### TASK INSTRUCTIONS
Copy every line from the records below that carries the word "yeux".

### GIVEN INFORMATION
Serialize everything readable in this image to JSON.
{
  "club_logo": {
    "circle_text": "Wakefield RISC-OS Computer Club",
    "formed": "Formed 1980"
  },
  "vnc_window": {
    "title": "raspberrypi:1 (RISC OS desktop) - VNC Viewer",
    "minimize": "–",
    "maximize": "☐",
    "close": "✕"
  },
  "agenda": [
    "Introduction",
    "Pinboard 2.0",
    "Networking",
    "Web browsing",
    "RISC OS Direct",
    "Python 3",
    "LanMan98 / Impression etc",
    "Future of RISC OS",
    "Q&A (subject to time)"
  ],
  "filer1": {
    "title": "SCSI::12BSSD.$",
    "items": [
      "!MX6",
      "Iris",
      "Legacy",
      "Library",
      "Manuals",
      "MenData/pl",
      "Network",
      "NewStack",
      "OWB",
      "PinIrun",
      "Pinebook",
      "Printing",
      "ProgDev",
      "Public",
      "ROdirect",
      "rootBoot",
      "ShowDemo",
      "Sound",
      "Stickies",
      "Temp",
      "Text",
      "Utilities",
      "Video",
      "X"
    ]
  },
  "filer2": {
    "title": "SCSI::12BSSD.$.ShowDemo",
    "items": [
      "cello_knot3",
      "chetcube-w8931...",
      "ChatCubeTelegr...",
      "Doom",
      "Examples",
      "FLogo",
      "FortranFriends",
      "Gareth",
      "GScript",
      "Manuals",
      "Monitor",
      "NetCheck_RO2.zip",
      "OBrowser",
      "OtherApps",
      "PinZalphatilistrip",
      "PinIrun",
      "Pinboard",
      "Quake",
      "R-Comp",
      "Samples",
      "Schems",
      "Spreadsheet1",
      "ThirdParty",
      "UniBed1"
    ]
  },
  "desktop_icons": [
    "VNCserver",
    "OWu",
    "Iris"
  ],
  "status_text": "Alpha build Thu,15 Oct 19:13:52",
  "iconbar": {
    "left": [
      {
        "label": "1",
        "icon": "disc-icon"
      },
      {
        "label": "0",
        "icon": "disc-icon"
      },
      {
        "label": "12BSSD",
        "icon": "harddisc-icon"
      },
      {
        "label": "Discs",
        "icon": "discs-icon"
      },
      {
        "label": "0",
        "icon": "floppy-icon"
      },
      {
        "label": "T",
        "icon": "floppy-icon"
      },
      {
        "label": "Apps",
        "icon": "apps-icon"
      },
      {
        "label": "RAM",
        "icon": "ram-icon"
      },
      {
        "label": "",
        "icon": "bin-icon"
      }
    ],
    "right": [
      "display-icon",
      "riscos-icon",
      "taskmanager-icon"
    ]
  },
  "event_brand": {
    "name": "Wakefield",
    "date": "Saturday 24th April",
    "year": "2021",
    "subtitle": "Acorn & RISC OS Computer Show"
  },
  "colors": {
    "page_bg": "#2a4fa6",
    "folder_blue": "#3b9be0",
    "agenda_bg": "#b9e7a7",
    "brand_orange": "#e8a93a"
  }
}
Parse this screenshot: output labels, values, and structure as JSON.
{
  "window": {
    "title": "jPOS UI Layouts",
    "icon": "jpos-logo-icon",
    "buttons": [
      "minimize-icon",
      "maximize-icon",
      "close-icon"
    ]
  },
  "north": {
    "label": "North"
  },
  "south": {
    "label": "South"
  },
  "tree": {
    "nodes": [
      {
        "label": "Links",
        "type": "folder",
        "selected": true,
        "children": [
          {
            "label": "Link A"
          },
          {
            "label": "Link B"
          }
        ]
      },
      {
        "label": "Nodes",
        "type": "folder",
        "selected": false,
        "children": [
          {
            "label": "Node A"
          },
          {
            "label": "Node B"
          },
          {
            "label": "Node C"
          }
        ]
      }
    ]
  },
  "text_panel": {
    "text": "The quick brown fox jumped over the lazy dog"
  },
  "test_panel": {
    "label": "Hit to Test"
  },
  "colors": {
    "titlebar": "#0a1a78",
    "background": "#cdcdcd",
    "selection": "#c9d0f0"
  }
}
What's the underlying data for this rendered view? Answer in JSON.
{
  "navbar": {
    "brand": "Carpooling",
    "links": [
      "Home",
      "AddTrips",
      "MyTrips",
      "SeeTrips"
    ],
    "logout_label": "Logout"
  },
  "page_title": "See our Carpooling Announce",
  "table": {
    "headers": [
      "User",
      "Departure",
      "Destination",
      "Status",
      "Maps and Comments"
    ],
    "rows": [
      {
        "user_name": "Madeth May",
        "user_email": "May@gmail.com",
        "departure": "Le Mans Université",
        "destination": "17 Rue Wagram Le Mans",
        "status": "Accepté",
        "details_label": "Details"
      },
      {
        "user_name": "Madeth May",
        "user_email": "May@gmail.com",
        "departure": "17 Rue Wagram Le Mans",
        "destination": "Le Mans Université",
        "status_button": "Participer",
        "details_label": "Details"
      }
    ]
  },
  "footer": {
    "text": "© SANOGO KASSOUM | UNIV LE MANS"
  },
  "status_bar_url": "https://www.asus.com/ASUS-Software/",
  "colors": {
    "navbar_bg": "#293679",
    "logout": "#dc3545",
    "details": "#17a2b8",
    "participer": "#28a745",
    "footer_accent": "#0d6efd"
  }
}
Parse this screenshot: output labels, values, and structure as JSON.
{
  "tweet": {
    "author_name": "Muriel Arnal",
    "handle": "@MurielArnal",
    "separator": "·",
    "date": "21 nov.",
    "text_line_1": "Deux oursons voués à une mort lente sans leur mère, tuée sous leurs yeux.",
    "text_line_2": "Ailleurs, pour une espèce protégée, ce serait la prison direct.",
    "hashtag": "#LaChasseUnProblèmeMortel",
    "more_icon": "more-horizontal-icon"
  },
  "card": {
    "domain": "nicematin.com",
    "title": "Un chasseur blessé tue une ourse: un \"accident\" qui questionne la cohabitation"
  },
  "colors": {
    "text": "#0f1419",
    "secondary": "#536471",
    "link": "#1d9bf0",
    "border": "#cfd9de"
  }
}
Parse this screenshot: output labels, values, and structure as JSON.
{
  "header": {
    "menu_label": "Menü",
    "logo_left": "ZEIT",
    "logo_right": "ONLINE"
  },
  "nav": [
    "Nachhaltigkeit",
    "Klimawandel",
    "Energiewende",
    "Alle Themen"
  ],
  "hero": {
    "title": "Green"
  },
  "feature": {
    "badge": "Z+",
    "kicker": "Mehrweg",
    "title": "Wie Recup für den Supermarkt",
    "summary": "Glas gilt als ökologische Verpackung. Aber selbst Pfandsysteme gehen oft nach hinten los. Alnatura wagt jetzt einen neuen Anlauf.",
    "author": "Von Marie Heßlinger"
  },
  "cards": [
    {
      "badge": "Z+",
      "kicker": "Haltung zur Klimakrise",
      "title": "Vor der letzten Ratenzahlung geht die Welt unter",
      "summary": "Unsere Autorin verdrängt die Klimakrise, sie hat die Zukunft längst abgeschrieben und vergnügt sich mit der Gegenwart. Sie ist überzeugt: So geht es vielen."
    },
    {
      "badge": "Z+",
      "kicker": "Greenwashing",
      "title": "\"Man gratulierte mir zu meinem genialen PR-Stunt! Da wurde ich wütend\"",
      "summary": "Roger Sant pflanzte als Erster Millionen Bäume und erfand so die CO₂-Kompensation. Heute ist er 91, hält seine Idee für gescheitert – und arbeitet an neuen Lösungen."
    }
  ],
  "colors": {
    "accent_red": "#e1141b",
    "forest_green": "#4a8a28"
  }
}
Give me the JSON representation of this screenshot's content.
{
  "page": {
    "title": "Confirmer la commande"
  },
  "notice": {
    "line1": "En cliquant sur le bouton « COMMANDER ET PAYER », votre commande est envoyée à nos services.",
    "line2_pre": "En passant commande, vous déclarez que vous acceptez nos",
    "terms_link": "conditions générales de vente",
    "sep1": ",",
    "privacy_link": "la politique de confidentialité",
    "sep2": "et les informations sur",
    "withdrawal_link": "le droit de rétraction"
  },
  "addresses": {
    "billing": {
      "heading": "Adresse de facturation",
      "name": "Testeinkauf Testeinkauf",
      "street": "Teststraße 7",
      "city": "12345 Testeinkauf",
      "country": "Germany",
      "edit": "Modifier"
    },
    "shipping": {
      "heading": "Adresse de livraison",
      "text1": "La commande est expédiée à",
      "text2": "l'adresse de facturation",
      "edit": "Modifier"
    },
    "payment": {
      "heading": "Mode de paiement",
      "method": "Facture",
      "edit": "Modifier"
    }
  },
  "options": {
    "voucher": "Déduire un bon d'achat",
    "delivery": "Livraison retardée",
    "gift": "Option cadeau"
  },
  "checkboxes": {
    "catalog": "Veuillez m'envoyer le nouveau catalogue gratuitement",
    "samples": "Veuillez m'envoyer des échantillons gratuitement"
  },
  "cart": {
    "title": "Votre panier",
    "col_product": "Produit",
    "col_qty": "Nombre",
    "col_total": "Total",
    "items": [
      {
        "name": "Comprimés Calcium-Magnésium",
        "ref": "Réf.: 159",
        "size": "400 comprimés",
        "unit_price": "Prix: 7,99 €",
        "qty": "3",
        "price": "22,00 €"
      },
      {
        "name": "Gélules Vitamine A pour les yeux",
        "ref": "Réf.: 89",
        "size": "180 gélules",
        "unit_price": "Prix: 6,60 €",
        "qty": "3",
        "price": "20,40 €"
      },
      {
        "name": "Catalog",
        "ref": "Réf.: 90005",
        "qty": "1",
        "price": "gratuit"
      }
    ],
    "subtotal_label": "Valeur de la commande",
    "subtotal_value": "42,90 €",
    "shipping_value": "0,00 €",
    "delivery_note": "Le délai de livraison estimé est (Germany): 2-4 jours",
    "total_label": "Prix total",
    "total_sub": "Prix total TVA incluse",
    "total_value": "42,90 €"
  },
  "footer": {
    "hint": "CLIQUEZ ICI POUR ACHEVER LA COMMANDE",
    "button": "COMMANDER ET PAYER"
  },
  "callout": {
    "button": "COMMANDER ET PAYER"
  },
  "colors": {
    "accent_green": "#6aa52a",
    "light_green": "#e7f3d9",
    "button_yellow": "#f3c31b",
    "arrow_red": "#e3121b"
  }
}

### SOLUTION TO THE EXERCISE
    "text_line_1": "Deux oursons voués à une mort lente sans leur mère, tuée sous leurs yeux.",
        "name": "Gélules Vitamine A pour les yeux",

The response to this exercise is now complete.